What is Ondeh Ondeh?
Ondeh Ondeh is a popular Nonya or Peranakan dessert made of pandan (screwpine leaf) juice and glutinous rice flour (some uses sweet potatoes too), filled with Gula Melaka or coconut palm sugar, coated with grated coconut. In Singapore and Malaysia, it’s commonly called Ondeh Ondeh or Onde Onde, in Indonesia, they are called Klepon. When you bite into these little balls of goodness, the melted Gula Melaka gushes out like lava and the taste blends really well with the pandan flavored dough that covers it.
How to make Ondeh Ondeh?
Making this dessert is really simple. We first make the dough with glutinous rice flour (mixed with tapioca flour) and pandan juice. Fill the dough with finely chopped Gula Melaka and roll them into little balls. Then boil the dough balls until they float to the top. Lastly coat the balls with steamed grated coconut before serving.
Why is it called Gula Melaka?
Gula melaka, or coconut palm sugar, is commonly used in Southeast Asian cuisines. You can easily find this sugar in most wet and dry markets and Asian grocers, and it usually comes in a log shape. Gula Melaka is named after the historic state of Malacca (Melaka in Malay language) located in the southern region of Malaysia. Gula literally meant sugar in Malay language. It’s a natural sugar made from coconut palm sap, which is the sugary circulating fluid of the coconut plant, not to be confused with palm sugar which is made from a different type of palm tree.
How long can you keep Ondeh Ondeh?
Freshly grated coconut turns bad easily and we do not typically keep any coconut based food more than a day. The recipe I have here makes about 20-25 balls and my family loves it so much they usually finish in one sitting. I would recommend making it fresh for your loved ones to enjoy.

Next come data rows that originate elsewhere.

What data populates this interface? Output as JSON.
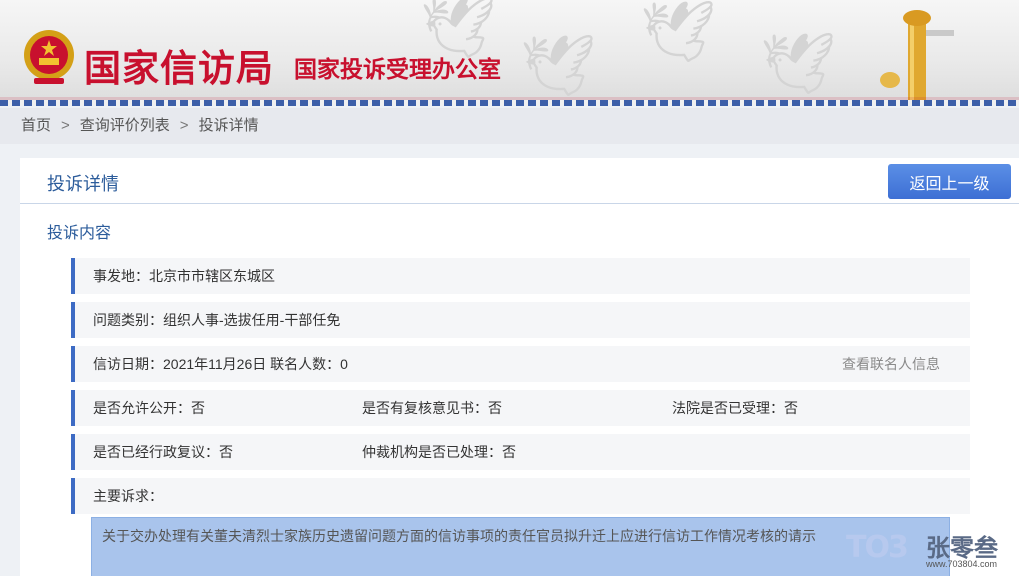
{
  "header": {
    "title_main": "国家信访局",
    "title_sub": "国家投诉受理办公室"
  },
  "breadcrumb": {
    "items": [
      "首页",
      "查询评价列表",
      "投诉详情"
    ],
    "separator": ">"
  },
  "card": {
    "title": "投诉详情",
    "back_label": "返回上一级",
    "section_title": "投诉内容"
  },
  "details": {
    "location": "事发地：北京市市辖区东城区",
    "category": "问题类别：组织人事-选拔任用-干部任免",
    "date_count": "信访日期：2021年11月26日 联名人数：0",
    "view_cosigners": "查看联名人信息",
    "allow_public": "是否允许公开：否",
    "has_review_opinion": "是否有复核意见书：否",
    "court_accepted": "法院是否已受理：否",
    "admin_reconsideration": "是否已经行政复议：否",
    "arbitration_handled": "仲裁机构是否已处理：否",
    "main_request_label": "主要诉求：",
    "main_request_text": "关于交办处理有关董夫清烈士家族历史遗留问题方面的信访事项的责任官员拟升迁上应进行信访工作情况考核的请示"
  },
  "watermark": {
    "logo": "TO3",
    "text": "张零叁",
    "url": "www.703804.com"
  },
  "colors": {
    "brand_red": "#c8102e",
    "accent_blue": "#2c5c9b",
    "button_blue": "#4a7fdc",
    "row_border": "#3d6bc4"
  }
}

If you like Asian desserts, check out my other kuehs here:
Watch how to make Ondeh Ondeh on YouTube
Ondeh Ondeh Gula Melaka
- 300 g glutinous rice flour

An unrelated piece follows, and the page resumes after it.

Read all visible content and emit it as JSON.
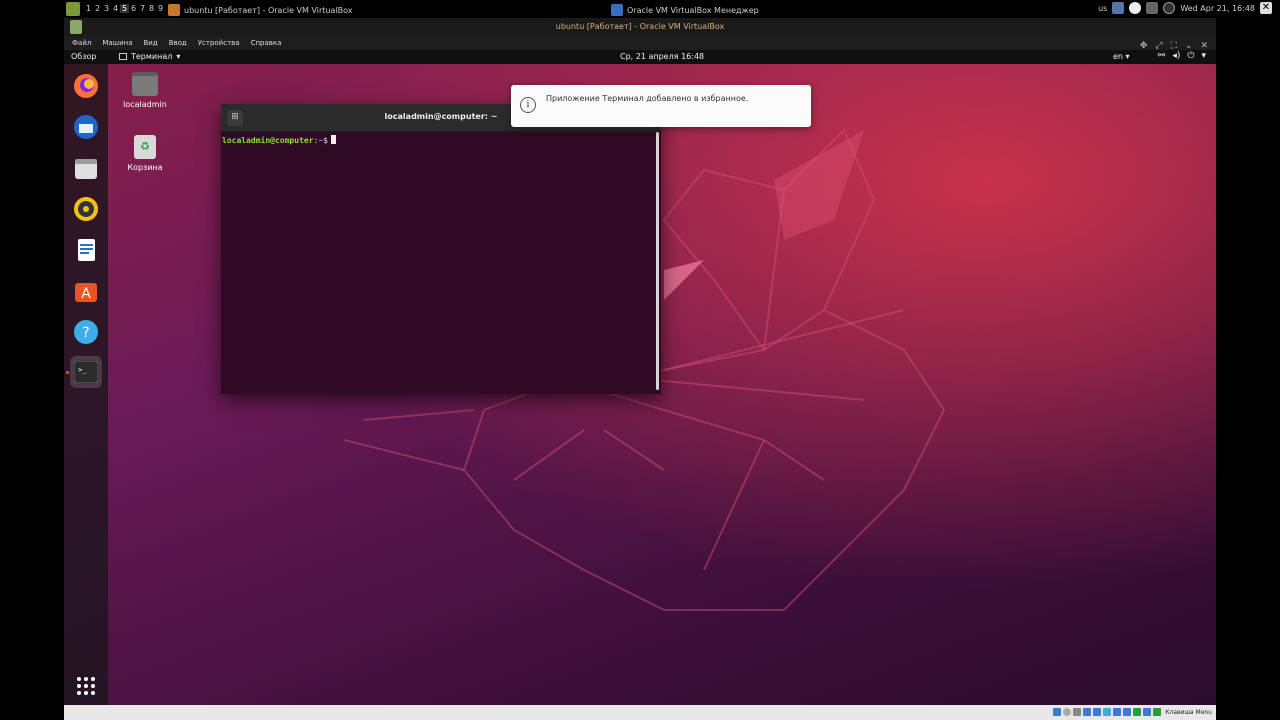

- 80 g tapioca flour
- 150 ml water
- 10-15 pandan leaves washed
- 80 g grated coconut
- ¼ tsp sea salt
- 50 g gula melaka finely chopped
- 1 tsp cooking oil

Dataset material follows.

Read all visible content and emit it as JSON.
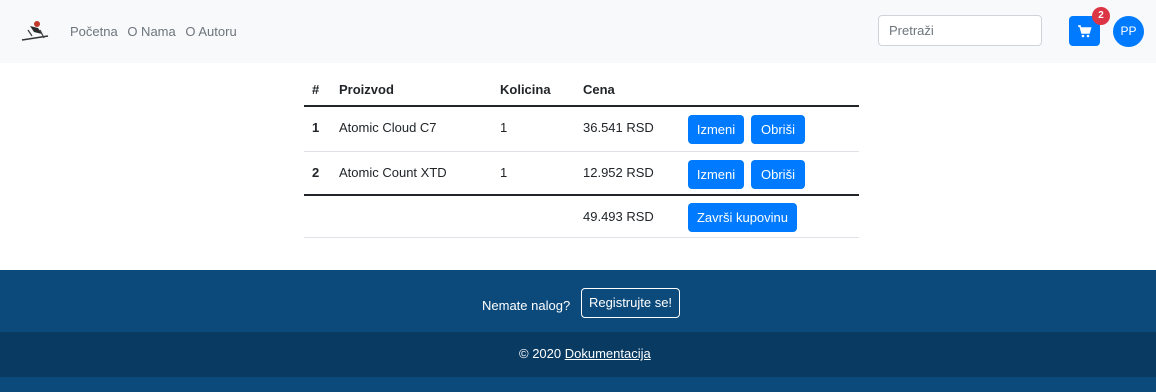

- Gather grated coconut, salt, 2 tied pandan leaves (washed), steam for 10 minutes over medium high heat. Then remove pandan leaves and set aside.80 g grated coconut, 1/4 tsp sea salt
- Chop gula melaka as fine as possible.50 g gula melaka
- Cut the remaining pandan leaves into small pieces, add water and blend till smooth. Extract juice by sieving the blended pandan juice.150 ml water
- Sieve the glutinous rice flour and tapioca flour.300 g glutinous rice flour, 80 g tapioca flour
- Add pandan juice slowly part by part into the mixed flour. Mix with a spatula initially. Once the dough is formed, use hands to knead the dough until the texture is slightly firm. Add water according to the dough consistency as different flours might absorb liquid differently. Dough might be quite crumbly, like dry plasticine.300 g glutinous rice flour, 80 g tapioca flour, 10-15 pandan leaves, 150 ml water
- Add cooking oil and knead until dough is consistent, non-sticky and smooth.
- Divide dough into Squash ball sizes.
- Make a dent in each dough ball and add about 3/4 tsp gula melaka in it. Seal the dough ball.
- Boil water, then add the dough balls into boiling water. Stir to make sure the balls do not stick to the bottom.
- When the dough balls start to float, boil for another minute (to let the gula melaka melt completely), then remove from the boiling water.
- Coat with steamed grated coconut and serve.80 g grated coconut